Marzy & Pan
Friendship Editor and Assistant Friendship Editor

“Look,” my half-eaten egg said, slurring its words slightly due to the drool of yolk oozing out over the plate. “See that clear, somewhat eggish stuff you left in the frying pan?”

I looked. Sure enough, there was a cellophane skin of egg-yuck left in the pan. I had cut it away with the spatula before lifting the egg onto my plate.

“Well, you are kind of like that clear stuff,” the egg said, continuing patiently. I ate the sausage, pretentious cableknit sweater and all, as I listened.

“We know the clear stuff is egg. It came from the eggshell; it would pass an egg DNA test — in fact there was an episode like that on TV last night (on two different CSI-style shows, actually). It’s egg, buuuut, it’s not egg. Ya know? Where’s the yellow? Where’s the yummy? Where’s the cholesterol — although I am pretty sure we as a pop culture are off of hating eggs now, but I have not listened to CBC Radio for a few days, so don’t quote me, eh?”

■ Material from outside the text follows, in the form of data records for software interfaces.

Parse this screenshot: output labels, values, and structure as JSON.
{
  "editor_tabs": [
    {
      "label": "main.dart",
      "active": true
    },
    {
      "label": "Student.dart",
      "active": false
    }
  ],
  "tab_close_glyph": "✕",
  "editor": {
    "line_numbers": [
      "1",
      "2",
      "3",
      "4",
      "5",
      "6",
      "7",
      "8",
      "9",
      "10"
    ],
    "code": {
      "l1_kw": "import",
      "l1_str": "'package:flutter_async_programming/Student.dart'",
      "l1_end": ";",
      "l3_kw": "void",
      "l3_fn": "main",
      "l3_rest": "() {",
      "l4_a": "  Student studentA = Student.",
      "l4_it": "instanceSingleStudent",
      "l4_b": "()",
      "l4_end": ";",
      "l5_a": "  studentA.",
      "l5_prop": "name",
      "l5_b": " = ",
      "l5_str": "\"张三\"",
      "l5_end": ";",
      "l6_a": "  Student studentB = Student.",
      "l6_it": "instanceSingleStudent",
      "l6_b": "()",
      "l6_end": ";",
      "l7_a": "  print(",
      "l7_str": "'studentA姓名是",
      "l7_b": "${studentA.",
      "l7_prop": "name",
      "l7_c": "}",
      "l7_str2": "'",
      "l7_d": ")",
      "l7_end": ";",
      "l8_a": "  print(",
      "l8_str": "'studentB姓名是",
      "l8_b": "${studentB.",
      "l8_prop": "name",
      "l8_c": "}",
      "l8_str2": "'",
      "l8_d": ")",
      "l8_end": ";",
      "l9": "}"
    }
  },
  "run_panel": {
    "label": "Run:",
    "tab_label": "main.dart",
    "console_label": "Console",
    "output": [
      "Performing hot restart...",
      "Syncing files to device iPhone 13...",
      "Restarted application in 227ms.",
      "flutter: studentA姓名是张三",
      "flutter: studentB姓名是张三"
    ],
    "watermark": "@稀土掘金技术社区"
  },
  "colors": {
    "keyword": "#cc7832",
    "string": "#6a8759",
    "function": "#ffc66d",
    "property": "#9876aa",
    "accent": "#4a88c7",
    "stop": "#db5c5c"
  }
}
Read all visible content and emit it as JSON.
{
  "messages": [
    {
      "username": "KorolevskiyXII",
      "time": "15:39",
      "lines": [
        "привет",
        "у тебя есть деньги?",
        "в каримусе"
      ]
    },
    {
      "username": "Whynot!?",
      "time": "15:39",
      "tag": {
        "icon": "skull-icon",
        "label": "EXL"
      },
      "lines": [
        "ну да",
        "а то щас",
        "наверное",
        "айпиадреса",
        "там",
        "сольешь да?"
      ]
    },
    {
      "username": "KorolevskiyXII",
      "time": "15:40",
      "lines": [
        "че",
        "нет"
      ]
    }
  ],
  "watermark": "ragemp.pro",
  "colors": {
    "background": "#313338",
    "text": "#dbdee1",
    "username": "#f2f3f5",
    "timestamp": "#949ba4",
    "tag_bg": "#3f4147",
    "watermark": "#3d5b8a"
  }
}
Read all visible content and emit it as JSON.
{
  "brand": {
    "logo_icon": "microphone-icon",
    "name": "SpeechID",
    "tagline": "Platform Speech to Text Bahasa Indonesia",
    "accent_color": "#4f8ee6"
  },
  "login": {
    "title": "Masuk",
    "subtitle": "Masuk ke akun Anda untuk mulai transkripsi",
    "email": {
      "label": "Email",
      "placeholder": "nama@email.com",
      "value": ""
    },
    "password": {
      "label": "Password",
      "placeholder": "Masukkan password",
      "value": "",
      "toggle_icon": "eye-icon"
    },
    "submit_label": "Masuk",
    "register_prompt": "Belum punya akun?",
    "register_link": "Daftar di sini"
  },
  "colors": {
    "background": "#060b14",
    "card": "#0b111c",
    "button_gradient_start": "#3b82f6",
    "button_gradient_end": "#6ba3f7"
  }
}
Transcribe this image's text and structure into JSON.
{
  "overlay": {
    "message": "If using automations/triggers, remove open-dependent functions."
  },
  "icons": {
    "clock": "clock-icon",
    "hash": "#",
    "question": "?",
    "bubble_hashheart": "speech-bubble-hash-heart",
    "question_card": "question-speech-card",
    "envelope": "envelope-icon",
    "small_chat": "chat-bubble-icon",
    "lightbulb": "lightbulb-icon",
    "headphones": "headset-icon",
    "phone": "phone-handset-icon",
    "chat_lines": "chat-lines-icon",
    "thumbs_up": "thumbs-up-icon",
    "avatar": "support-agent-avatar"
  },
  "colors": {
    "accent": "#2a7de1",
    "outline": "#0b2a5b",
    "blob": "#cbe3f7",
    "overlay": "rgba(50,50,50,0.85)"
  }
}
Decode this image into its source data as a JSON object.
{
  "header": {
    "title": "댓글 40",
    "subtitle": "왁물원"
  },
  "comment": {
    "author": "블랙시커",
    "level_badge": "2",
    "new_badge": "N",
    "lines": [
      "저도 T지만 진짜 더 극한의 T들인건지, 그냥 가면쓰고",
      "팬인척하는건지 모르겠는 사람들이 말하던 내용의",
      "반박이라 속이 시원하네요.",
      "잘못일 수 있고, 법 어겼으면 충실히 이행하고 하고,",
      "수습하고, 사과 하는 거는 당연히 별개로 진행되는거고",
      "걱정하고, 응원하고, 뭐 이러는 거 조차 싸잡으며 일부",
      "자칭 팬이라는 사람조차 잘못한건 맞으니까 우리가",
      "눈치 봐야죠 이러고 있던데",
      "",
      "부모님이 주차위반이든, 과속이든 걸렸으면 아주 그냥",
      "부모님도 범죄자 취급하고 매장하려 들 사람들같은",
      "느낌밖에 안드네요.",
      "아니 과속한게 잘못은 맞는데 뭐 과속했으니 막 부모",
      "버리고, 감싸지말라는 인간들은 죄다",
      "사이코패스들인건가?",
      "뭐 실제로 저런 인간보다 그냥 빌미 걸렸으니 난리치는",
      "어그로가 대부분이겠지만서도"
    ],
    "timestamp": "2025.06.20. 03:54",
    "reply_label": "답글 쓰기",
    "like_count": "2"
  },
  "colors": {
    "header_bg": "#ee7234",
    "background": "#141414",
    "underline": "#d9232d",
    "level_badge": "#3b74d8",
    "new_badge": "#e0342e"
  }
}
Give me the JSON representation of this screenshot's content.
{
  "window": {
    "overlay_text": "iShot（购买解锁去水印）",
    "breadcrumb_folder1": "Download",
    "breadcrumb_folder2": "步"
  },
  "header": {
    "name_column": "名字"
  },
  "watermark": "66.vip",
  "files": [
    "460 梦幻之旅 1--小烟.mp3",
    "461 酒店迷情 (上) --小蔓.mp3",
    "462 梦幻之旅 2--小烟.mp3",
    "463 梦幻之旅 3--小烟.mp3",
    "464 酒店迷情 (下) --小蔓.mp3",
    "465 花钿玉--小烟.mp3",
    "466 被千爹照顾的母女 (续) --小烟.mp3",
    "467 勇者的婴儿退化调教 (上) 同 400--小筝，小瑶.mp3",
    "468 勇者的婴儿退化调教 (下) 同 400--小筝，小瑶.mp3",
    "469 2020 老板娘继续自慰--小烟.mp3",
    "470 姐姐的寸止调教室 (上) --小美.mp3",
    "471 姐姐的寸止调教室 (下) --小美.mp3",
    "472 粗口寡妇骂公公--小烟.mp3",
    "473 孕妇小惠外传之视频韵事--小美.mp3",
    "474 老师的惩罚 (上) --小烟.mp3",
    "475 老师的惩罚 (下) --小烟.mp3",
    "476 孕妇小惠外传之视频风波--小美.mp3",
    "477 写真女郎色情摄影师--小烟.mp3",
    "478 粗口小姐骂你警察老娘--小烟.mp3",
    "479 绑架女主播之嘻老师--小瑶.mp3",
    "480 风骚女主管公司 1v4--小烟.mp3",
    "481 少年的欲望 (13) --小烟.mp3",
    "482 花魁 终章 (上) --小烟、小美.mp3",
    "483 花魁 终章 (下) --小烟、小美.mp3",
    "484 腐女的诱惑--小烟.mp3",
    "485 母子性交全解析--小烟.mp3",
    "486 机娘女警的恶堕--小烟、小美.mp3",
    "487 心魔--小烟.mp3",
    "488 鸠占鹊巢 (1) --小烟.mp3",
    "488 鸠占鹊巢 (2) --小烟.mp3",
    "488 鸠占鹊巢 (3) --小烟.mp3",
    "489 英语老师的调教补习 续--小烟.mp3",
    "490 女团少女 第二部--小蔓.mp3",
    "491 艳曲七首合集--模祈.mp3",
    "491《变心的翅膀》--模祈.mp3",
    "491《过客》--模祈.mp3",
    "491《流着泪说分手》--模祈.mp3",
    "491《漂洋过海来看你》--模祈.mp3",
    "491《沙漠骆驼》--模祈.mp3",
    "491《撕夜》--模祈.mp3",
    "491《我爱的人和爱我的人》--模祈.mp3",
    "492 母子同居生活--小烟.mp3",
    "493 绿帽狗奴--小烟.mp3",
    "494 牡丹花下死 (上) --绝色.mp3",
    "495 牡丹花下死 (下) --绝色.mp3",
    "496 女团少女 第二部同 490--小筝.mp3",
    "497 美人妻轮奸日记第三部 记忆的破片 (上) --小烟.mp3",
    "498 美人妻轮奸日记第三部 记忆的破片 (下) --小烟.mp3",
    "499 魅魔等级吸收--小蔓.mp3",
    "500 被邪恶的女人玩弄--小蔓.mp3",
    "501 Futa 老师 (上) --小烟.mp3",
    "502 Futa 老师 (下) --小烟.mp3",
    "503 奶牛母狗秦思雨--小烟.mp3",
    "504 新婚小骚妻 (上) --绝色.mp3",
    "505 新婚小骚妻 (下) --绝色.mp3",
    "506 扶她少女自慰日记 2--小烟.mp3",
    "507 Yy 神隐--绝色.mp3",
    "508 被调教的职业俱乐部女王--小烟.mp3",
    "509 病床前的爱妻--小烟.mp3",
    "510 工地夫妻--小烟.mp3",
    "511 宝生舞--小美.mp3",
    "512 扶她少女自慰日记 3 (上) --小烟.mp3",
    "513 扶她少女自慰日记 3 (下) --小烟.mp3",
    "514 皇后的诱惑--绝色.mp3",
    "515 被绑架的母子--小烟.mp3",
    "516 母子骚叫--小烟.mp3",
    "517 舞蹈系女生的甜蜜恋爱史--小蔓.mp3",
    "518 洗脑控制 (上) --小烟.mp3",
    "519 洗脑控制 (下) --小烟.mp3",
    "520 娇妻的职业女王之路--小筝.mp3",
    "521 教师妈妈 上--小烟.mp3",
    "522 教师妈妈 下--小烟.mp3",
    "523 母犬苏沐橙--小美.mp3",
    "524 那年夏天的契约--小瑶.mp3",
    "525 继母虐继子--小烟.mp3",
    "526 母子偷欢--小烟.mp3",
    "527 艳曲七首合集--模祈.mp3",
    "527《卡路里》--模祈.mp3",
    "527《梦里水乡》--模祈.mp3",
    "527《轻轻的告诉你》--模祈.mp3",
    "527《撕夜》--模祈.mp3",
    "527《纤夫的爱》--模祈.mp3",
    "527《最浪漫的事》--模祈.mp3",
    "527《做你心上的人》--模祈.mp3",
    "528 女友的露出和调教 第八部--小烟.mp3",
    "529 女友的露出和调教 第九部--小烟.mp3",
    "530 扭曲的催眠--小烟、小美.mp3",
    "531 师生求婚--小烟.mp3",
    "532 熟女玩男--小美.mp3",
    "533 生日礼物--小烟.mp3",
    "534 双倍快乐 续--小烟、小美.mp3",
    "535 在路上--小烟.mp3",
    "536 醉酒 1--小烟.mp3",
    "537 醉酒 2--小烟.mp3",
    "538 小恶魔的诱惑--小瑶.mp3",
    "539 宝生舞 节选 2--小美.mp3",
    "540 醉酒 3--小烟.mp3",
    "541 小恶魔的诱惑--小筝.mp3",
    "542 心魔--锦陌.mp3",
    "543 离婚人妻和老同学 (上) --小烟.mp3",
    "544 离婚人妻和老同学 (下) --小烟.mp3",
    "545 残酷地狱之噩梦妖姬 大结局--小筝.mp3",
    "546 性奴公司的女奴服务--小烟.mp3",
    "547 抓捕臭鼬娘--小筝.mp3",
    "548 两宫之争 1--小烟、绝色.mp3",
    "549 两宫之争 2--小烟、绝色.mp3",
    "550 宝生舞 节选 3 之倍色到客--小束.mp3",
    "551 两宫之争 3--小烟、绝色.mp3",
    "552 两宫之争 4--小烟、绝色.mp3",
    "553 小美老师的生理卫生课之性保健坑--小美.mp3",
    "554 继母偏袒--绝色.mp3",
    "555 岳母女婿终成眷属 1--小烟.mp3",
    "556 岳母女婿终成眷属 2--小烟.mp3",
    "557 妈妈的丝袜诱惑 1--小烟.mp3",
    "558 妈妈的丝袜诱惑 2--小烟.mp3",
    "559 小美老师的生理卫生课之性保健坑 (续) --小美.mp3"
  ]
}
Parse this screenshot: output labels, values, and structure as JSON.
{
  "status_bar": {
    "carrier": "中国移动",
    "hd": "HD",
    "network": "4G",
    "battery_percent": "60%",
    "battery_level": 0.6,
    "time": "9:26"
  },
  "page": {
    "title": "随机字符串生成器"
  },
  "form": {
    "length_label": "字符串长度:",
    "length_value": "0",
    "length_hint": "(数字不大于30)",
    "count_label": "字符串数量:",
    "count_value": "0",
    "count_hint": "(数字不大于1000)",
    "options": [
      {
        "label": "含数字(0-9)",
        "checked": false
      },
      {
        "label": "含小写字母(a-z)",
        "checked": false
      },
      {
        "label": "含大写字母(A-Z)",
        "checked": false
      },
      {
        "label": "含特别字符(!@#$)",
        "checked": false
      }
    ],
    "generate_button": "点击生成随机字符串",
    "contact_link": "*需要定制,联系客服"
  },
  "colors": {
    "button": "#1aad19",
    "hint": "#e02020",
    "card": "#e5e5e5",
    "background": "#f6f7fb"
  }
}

She — by the way, I asked and she identified as a female. Her WordPress blog name is Madame Ovary. Pretty good stuff, if a little scrambled. Anyhow, she took a deep breath as I slid her onto a piece of buttery rye toast for the coup de grâce.

“Look, buddy – don’t feel bad. You are like the cellophane. You are a Nearly Friend, just like that clear eggy stuff is a Nearly Egg.”

allfornow – m

 

Copyright Mitchell Toews ©2016